Padmasambhava, Jackals and Demons
Once again we are faced with grim daily statistics of new Covid infections and increasing hospital admissions. Of course it feels different this time considering that the majority of the population is not in total lockdown and we made it through one upsurge relatively intact. However, new challenges are looming for many people – the job retention scheme is changing dramatically and furloughing is coming to a close. This is a particularly critical period for the West London Buddhist Centre, whose finances have been greatly buffered by furloughing. The future is uncertain.

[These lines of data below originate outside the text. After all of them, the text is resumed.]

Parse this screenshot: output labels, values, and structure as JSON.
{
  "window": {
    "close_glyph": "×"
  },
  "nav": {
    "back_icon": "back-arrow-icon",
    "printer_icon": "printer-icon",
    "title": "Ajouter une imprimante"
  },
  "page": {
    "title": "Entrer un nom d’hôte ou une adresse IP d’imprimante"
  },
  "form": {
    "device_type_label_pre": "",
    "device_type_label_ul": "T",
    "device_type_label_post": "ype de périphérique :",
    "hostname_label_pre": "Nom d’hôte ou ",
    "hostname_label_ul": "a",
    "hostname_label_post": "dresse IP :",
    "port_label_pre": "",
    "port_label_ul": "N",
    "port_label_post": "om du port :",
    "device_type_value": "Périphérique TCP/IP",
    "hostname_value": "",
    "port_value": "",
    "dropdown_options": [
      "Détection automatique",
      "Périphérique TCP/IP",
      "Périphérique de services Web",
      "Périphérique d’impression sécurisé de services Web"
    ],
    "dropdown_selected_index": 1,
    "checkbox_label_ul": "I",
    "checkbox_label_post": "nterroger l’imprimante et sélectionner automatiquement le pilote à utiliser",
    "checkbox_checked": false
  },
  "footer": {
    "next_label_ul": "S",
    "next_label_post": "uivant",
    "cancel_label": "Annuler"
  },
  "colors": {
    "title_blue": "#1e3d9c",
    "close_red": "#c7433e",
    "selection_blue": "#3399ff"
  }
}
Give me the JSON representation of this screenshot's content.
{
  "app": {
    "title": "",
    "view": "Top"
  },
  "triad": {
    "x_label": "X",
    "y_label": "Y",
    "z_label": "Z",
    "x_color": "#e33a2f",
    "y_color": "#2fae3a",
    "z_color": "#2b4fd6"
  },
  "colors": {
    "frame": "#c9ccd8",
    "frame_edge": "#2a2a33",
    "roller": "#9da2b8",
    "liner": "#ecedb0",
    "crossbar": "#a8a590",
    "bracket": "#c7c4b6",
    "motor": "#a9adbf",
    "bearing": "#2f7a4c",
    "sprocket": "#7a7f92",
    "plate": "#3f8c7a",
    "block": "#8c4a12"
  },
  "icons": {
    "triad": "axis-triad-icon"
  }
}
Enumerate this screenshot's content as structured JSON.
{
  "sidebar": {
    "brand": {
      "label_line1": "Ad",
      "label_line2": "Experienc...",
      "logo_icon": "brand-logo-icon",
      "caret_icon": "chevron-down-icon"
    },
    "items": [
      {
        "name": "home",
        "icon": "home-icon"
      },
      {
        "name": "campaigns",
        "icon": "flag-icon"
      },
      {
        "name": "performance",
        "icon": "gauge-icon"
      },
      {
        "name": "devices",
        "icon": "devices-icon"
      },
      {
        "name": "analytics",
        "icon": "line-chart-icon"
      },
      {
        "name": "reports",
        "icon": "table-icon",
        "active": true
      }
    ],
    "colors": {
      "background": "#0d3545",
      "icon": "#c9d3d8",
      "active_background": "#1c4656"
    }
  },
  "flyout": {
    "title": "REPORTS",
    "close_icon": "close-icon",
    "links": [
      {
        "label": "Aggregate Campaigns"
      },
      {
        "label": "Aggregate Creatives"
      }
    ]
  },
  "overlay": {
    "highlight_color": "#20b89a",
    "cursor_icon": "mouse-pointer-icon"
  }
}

This Friday is the Full Moon and also the official day that Padmasambhava Day is celebrated in many parts of the Buddhist world. The semi-historical/semi-legendary figure of Padmasambhava, archetype of the enlightened mind, is said to have spent much time in Indian cremation grounds. Here he would meditate in the midst of partly cremated human remains, scavenging jackals and a wide range of demons and spirit beings, ranging from the ghoulish to the beautiful. These were places of challenge where one faced the unknown and one’s natural response to the unknown – fear.
So how do we face our fears for the future as we dwell in the cremation ground of a second wave? If we look on fear as a demon, we can turn to Padmasambhava for an approach to working with it and even harnessing the energy behind it to our benefit. He turns towards the demons, meets them face-to-face and names them. He overwhelms them with a demonstration of the power of the Dharma and recruits them to his cause, entrusting a treasure to their care. This is a courageous, resolute and compassionate approach. It is also inclusive. No demons, no apparent obstacles on our path of liberation should be left out in the cold. Fears, aversions, cravings are all grist to the mill, all so much energy to be harnessed. Perhaps an engagement with the myth of Padmasambhava can provide the inspiration and courage we need to take up this challenge.
There is an opportunity this weekend, the first weekend of October, to do just this. Join me and Bodhilila for a weekend of engagement with the myth of Padmasambhava through our online retreat Fires of Transformation. We will combine looking at his life with meditation, reflection and puja as a means to apply his teachings to the unique circumstances of our lives. If you can’t join us, you could try bringing the figure of Padmasambhava into your practice. You could invoke his presence and inspiration through reflecting on the rich symbolism of his life story. You could chant his mantra and invoke his presence. He vowed never to be separated from those who hold him in their hearts.